Due consideration should be given before requesting a bleeding time: it is rarely indicated in a child; in the elderly skin atrophy is an important cause of a prolonged bleeding time.

The bleeding time should never be performed before the result of a platelet count is known and should not be performed if the platelet count is reduced. Aspirin and NSAID use in the previous week should be excluded prior to performing the test.


The bleeding time is subject to many technical and physiological variables. The modified Ivy technique must be performed by experienced laboratory staff.

A sphygmomanometer cuff is inflated to 40 mmHg; a paediatric cuff must be used when testing children. Standardised superficial incisions are made in the skin of the volar aspect of the forearm, usually with a commercial, disposable device. The time when bleeding ceases is reported. The Duke (lancet stab to ear lobe) and Ivy (lancet stabs to forearm) techniques are obsolete.

Reference Interval

Modified Ivy: <9 minutes.

Consult pathologist.


The bleeding time should not be used as a 'screening test' for inherited or acquired bleeding disorders as it has very low sensitivity and specificity.

Although it may be abnormal in von Willebrand’s disease, inherited disorders of platelet function, uraemia, myeloproliferative disorders and after aspirin and NSAID use, its ability to predict surgical bleeding and/or the need for therapeutic cover in these situations is very limited.

Bleeding time can also be prolonged after ingestion of some foods, eg, garlic.


Variably prolonged in moderate to severe von Willebrand's disease, inherited and acquired disorders of platelet function.

May be prolonged in some collagen disorders (eg, Ehlers Danlos syndrome). Artefactual prolongation is common, particularly due to technical variables.

A normal result does not exclude a clinically significant abnormality.

Interpretation is particularly difficult in children.
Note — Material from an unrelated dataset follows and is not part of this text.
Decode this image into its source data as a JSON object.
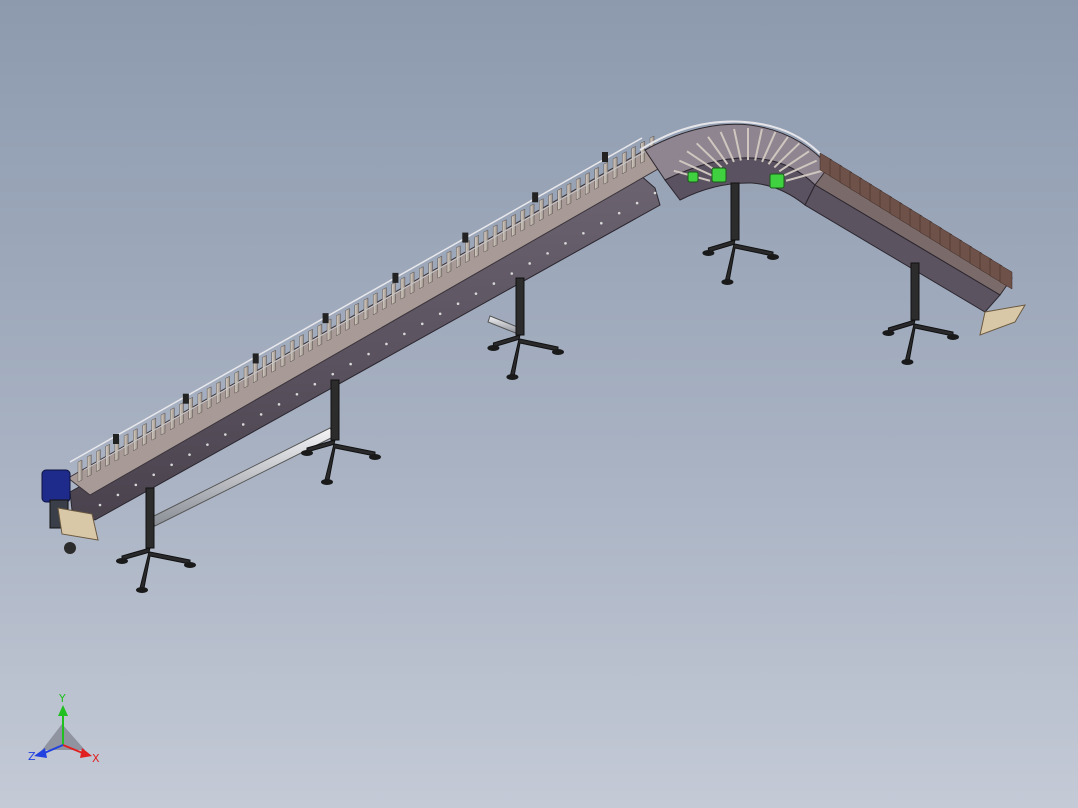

Coller BS. In: Colman RW et al, eds. Hemostasis and Thrombosis. Lippincott 1987.

Lind SE. Blood 1991; 77: 2547-2552.

Harrison P et al. Clin Lab Haem 2002; 24: 225-232.